Supreme Court Narrows Reach of ADEA
By Neal D. Mollen, Kenneth W. Gage and Derek Bottcher

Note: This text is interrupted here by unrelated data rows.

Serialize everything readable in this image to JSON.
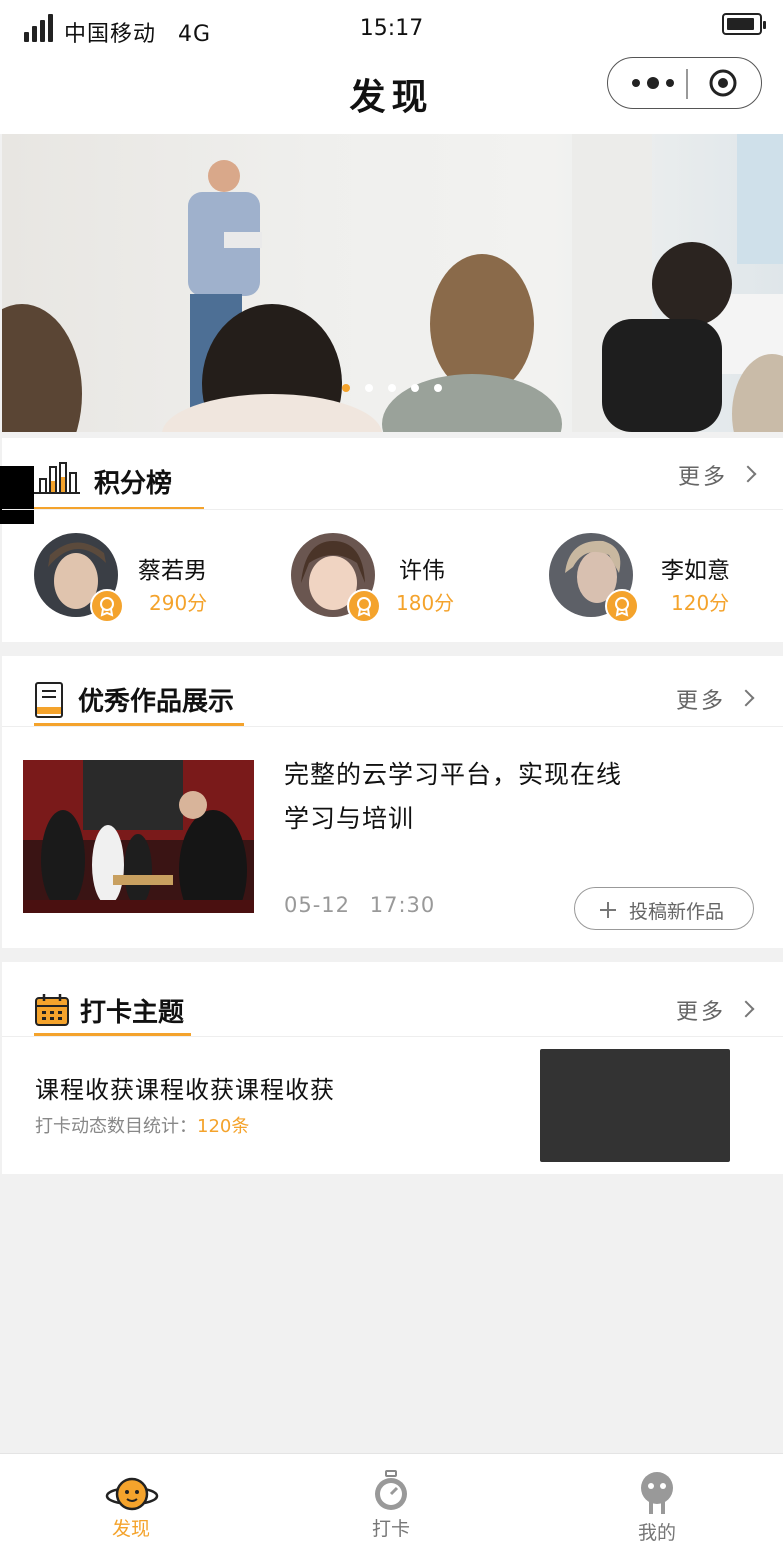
{
  "status_bar": {
    "carrier": "中国移动",
    "network": "4G",
    "time": "15:17"
  },
  "nav": {
    "title": "发现"
  },
  "banner": {
    "slide_count": 5,
    "active_slide": 1
  },
  "leaderboard": {
    "title": "积分榜",
    "more": "更多",
    "users": [
      {
        "name": "蔡若男",
        "score": "290分"
      },
      {
        "name": "许伟",
        "score": "180分"
      },
      {
        "name": "李如意",
        "score": "120分"
      }
    ]
  },
  "works": {
    "title": "优秀作品展示",
    "more": "更多",
    "post": {
      "title_line1": "完整的云学习平台，实现在线",
      "title_line2": "学习与培训",
      "date": "05-12",
      "time": "17:30",
      "submit_label": "投稿新作品"
    }
  },
  "checkin": {
    "title": "打卡主题",
    "more": "更多",
    "topic": {
      "title": "课程收获课程收获课程收获",
      "stat_label": "打卡动态数目统计：",
      "stat_value": "120条"
    }
  },
  "tabbar": {
    "items": [
      {
        "label": "发现",
        "active": true
      },
      {
        "label": "打卡",
        "active": false
      },
      {
        "label": "我的",
        "active": false
      }
    ]
  },
  "colors": {
    "accent": "#f4a32c",
    "text": "#111111",
    "muted": "#999999",
    "background": "#f1f1f1"
  }
}
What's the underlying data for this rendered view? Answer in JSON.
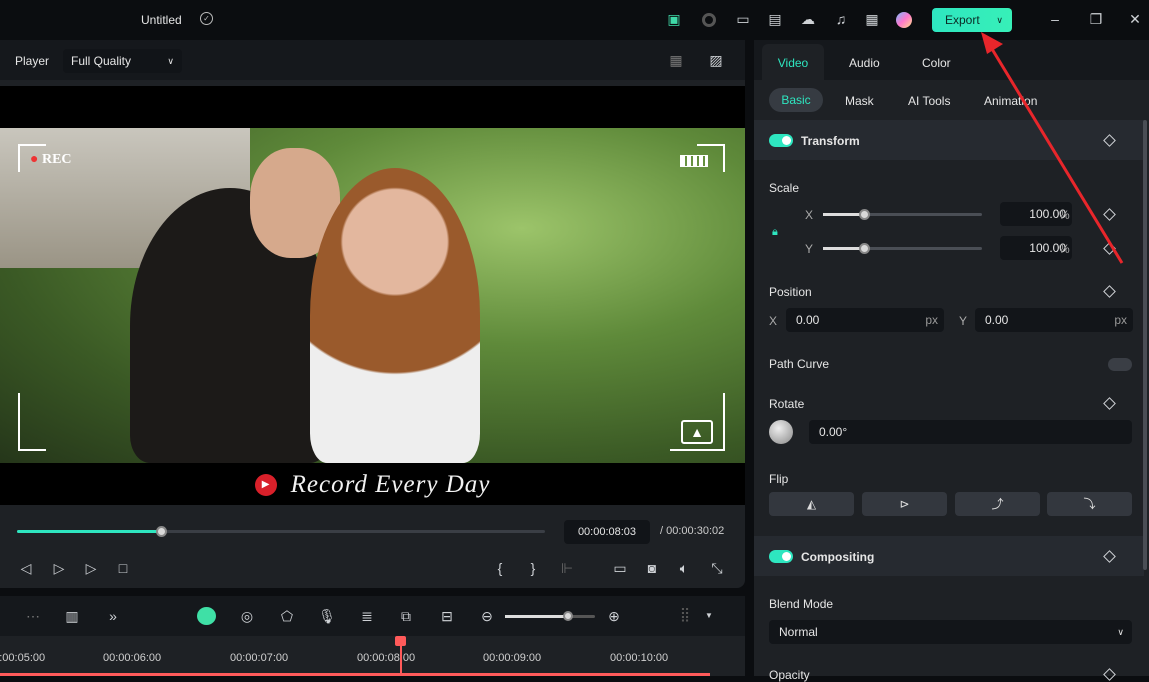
{
  "app": {
    "title": "Untitled",
    "export_label": "Export"
  },
  "topbar_icons": [
    "gift-icon",
    "record-icon",
    "layout-icon",
    "save-icon",
    "cloud-upload-icon",
    "headset-icon",
    "apps-grid-icon",
    "avatar",
    "minimize-icon",
    "restore-icon",
    "close-icon"
  ],
  "player": {
    "label": "Player",
    "quality": "Full Quality",
    "current_time": "00:00:08:03",
    "total_time": "00:00:30:02",
    "progress_percent": 26.5,
    "rec_label": "REC",
    "caption": "Record Every Day"
  },
  "timeline": {
    "ticks": [
      "00:00:05:00",
      "00:00:06:00",
      "00:00:07:00",
      "00:00:08:00",
      "00:00:09:00",
      "00:00:10:00"
    ],
    "zoom_percent": 75
  },
  "panel": {
    "tabs": [
      "Video",
      "Audio",
      "Color"
    ],
    "active_tab": "Video",
    "subtabs": [
      "Basic",
      "Mask",
      "AI Tools",
      "Animation"
    ],
    "active_subtab": "Basic",
    "transform": {
      "title": "Transform",
      "enabled": true,
      "scale": {
        "label": "Scale",
        "x_label": "X",
        "y_label": "Y",
        "x": "100.00",
        "y": "100.00",
        "unit": "%"
      },
      "position": {
        "label": "Position",
        "x_label": "X",
        "y_label": "Y",
        "x": "0.00",
        "y": "0.00",
        "unit": "px"
      },
      "path_curve": "Path Curve",
      "rotate": {
        "label": "Rotate",
        "value": "0.00°"
      },
      "flip": {
        "label": "Flip"
      }
    },
    "compositing": {
      "title": "Compositing",
      "enabled": true,
      "blend_label": "Blend Mode",
      "blend_value": "Normal",
      "opacity_label": "Opacity"
    }
  },
  "colors": {
    "accent": "#2ee6c0",
    "playhead": "#ff5a5a",
    "arrow": "#e8262b"
  }
}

In a surprisingly broad ruling beneficial to employers, the Supreme Court held last week that an age discrimination plaintiff bringing a disparate-treatment claim must prove that age was the but-for cause of the challenged employment action, rather than simply one of several motivating factors. Gross v. FBL Financial Services, Inc., 557 U.S. ___ (2009). Adopting this substantially greater causation threshold for cases under the Age Discrimination in Employment Act of 1967 (ADEA), the Court rejected the burden-shifting approach that is available to Title VII plaintiffs in mixed motive cases. It does not suffice, the Court held, for an age discrimination plaintiff simply to show that his or her age was one consideration among many in the challenged adverse employment action; the plaintiff must show that the adverse decision would not have been made had the employer not considered the plaintiffs age. Unlike in Title VII cases, according to the Supreme Court, the burden of persuasion never shifts to the employer.